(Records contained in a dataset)

○ ○ ○

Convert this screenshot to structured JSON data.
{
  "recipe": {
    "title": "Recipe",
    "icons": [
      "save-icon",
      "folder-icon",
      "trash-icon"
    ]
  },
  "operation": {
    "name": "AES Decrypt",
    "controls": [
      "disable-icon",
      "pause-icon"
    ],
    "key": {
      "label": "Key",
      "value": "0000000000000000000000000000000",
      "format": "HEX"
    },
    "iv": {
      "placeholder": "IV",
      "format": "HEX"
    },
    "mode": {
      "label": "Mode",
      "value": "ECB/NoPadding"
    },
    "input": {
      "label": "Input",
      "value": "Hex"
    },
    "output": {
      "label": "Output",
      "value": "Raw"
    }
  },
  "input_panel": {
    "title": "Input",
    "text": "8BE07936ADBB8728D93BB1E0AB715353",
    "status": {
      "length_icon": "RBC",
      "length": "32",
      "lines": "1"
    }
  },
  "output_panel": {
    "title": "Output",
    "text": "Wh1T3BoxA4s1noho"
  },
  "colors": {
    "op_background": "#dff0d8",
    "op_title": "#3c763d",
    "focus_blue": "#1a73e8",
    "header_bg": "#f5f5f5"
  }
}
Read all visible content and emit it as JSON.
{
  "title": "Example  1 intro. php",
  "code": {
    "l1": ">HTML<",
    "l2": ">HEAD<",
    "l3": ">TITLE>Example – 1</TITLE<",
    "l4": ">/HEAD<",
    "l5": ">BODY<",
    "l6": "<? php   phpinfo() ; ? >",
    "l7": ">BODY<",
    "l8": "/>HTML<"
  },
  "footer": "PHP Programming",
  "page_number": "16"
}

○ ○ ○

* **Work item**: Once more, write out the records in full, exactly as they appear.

* **Result**:
Convert this screenshot to structured JSON data.
{
  "recipe": {
    "title": "Recipe",
    "icons": [
      "save-icon",
      "folder-icon",
      "trash-icon"
    ]
  },
  "operation": {
    "name": "AES Decrypt",
    "controls": [
      "disable-icon",
      "pause-icon"
    ],
    "key": {
      "label": "Key",
      "value": "0000000000000000000000000000000",
      "format": "HEX"
    },
    "iv": {
      "placeholder": "IV",
      "format": "HEX"
    },
    "mode": {
      "label": "Mode",
      "value": "ECB/NoPadding"
    },
    "input": {
      "label": "Input",
      "value": "Hex"
    },
    "output": {
      "label": "Output",
      "value": "Raw"
    }
  },
  "input_panel": {
    "title": "Input",
    "text": "8BE07936ADBB8728D93BB1E0AB715353",
    "status": {
      "length_icon": "RBC",
      "length": "32",
      "lines": "1"
    }
  },
  "output_panel": {
    "title": "Output",
    "text": "Wh1T3BoxA4s1noho"
  },
  "colors": {
    "op_background": "#dff0d8",
    "op_title": "#3c763d",
    "focus_blue": "#1a73e8",
    "header_bg": "#f5f5f5"
  }
}
Read all visible content and emit it as JSON.
{
  "title": "Example  1 intro. php",
  "code": {
    "l1": ">HTML<",
    "l2": ">HEAD<",
    "l3": ">TITLE>Example – 1</TITLE<",
    "l4": ">/HEAD<",
    "l5": ">BODY<",
    "l6": "<? php   phpinfo() ; ? >",
    "l7": ">BODY<",
    "l8": "/>HTML<"
  },
  "footer": "PHP Programming",
  "page_number": "16"
}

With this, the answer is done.